The prime rate is offered to the most creditworthy customers.
igorstevanovic / Shutterstock
Banks allow their most creditworthy customers to borrow at the prime rate.

The prime rate is a key lending rate used to set many variable interest rates, such as the rates on credit cards.

The current prime rate is 4.75%. After the the Federal Reserve wrapped up its October meeting by announcing a quarter-point cut in interest rates, major banks lowered the prime by a similar amount, from 5% to 4.75%.

Does it sound like the Fed sets the prime? It doesn't, though that's a common misunderstanding. Changes in the prime are not dictated by the Fed, though the prime rate is closely tied to the federal funds rate. That's the benchmark interest rate that the Fed controls.

Each time the central bank gives the federal funds rate a nudge — in either direction — the big banks quickly make a matching move with the prime.

Why the prime rate moves

Federal Reserve officials set their target for the federal funds rate based on how well the economy’s growing, and on the outlook for inflation.

Whenever the economy is booming in a way that could heat up inflation, the central bankers raise the federal funds rate to keep spending and prices under control. And the prime lending rate goes up, too.

The Fed tends to lower its interest rate where there are trouble signs for the economy, or in times of weak inflation. And that pushes down the prime.

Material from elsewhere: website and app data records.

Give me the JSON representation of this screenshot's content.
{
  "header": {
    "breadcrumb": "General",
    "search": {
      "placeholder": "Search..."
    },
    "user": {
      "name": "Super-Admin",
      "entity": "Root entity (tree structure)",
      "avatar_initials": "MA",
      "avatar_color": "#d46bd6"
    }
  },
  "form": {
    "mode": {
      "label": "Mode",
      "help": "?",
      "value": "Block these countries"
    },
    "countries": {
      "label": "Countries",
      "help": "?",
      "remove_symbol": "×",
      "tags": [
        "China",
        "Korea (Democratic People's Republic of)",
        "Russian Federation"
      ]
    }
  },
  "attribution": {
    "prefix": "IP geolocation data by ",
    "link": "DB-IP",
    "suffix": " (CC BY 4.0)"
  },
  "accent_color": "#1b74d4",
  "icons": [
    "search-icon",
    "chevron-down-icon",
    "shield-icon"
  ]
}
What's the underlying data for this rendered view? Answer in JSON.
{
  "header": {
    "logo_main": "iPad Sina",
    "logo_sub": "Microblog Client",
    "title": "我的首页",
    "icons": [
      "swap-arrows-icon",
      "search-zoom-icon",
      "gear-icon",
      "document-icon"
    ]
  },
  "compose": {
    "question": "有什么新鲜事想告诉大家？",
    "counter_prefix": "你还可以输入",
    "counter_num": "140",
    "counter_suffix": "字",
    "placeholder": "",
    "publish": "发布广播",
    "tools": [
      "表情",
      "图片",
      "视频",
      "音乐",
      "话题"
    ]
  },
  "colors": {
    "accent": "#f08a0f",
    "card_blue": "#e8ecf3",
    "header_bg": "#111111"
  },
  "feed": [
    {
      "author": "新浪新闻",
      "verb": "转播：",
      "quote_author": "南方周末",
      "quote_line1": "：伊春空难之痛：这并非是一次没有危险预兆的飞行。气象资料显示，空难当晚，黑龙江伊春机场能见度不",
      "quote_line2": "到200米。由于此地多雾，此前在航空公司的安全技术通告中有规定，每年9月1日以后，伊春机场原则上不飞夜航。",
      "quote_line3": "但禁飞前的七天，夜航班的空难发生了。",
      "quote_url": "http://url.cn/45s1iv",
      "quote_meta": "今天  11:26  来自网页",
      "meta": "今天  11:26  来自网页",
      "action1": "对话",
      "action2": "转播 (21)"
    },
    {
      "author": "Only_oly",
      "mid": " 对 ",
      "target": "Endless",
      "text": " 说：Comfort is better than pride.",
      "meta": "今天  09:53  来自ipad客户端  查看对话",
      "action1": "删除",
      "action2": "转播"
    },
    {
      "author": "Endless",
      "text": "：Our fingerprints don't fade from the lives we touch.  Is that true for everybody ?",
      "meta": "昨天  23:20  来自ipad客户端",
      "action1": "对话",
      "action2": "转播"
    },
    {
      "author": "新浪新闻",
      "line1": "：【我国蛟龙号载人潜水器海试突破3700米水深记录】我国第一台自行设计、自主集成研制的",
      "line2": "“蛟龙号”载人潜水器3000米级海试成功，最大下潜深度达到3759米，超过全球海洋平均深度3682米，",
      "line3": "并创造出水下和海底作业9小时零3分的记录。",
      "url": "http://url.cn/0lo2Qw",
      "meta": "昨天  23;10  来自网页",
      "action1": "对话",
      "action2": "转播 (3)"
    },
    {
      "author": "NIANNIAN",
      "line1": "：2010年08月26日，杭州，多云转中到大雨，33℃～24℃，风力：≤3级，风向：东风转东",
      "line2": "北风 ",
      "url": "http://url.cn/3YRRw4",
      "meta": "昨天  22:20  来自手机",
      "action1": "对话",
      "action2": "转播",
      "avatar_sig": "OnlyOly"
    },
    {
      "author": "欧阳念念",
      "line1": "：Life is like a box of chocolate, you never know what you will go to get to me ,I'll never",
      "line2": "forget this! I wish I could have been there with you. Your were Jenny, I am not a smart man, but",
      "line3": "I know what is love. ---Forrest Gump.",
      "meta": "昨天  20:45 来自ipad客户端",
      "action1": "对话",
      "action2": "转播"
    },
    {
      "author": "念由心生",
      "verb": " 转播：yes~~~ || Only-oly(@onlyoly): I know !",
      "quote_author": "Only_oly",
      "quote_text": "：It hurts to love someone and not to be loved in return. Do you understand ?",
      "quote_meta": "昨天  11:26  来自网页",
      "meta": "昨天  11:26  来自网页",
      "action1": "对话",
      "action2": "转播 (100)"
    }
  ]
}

So why have the central bankers cut rates three times in 2019, with the stock market mowing down records and the economy still expanding? The Fed says there are "uncertainties," so it's giving the economy some sugar — to keep the good times going.

What the prime rate means for you

The prime rate has a direct impact on credit card rates.
Yulia Grigoryeva / Shutterstock
The prime has a direct impact on credit card rates.

If you've got credit cards (and who doesn't?) or a home equity line of credit, better known as a HELOC, you feel the movements in the prime rate most directly.

Rates on those products change in lockstep with the prime. In fact, the adjustable rate on a HELOC might be advertised as "prime plus 1%" or "prime plus one," for example.

That means the rate on a hypothetical home equity line will slip from 6.5% to 6.25% because the prime has fallen from 5% to 4.75%.

You can expect to pay lower interest on your plastic or your HELOC as soon as several weeks after any Fed rate reduction.

The prime rate and other loans

Rates on auto loans, personal loans and some adjustable-rate mortgages also piggyback off the prime.

And while fixed mortgage rates don't necessarily follow the lead of the federal funds rate and the prime, they can be influenced by those benchmarks indirectly.

Mortgage rates have dropped to the lowest levels in nearly three years as the Fed has cut rates.

Timing is crucial when you’re deciding to borrow money. If you’re in the market for a mortgage, an auto loan or a personal loan, you may want to latch onto a lower rate whenever you see one.